_MATERIAL FOR THIS EXERCISE_

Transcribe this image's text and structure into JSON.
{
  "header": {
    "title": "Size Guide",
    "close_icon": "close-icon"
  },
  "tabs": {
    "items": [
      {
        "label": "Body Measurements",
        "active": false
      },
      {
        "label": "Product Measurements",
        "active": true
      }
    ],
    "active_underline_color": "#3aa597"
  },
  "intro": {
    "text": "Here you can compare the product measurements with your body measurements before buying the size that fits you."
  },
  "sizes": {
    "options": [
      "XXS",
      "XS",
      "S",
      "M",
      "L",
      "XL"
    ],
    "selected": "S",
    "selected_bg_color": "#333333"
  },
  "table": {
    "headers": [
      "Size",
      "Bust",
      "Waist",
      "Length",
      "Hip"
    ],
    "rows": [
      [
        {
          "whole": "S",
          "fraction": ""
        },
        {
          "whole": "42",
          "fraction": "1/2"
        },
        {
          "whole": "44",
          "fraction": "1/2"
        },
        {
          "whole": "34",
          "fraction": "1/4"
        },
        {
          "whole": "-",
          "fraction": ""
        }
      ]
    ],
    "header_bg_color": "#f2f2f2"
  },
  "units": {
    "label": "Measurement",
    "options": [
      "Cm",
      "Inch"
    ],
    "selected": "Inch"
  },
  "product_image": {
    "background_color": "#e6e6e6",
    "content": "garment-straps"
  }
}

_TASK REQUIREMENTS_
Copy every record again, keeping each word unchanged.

_ANSWER SECTION_
Transcribe this image's text and structure into JSON.
{
  "header": {
    "title": "Size Guide",
    "close_icon": "close-icon"
  },
  "tabs": {
    "items": [
      {
        "label": "Body Measurements",
        "active": false
      },
      {
        "label": "Product Measurements",
        "active": true
      }
    ],
    "active_underline_color": "#3aa597"
  },
  "intro": {
    "text": "Here you can compare the product measurements with your body measurements before buying the size that fits you."
  },
  "sizes": {
    "options": [
      "XXS",
      "XS",
      "S",
      "M",
      "L",
      "XL"
    ],
    "selected": "S",
    "selected_bg_color": "#333333"
  },
  "table": {
    "headers": [
      "Size",
      "Bust",
      "Waist",
      "Length",
      "Hip"
    ],
    "rows": [
      [
        {
          "whole": "S",
          "fraction": ""
        },
        {
          "whole": "42",
          "fraction": "1/2"
        },
        {
          "whole": "44",
          "fraction": "1/2"
        },
        {
          "whole": "34",
          "fraction": "1/4"
        },
        {
          "whole": "-",
          "fraction": ""
        }
      ]
    ],
    "header_bg_color": "#f2f2f2"
  },
  "units": {
    "label": "Measurement",
    "options": [
      "Cm",
      "Inch"
    ],
    "selected": "Inch"
  },
  "product_image": {
    "background_color": "#e6e6e6",
    "content": "garment-straps"
  }
}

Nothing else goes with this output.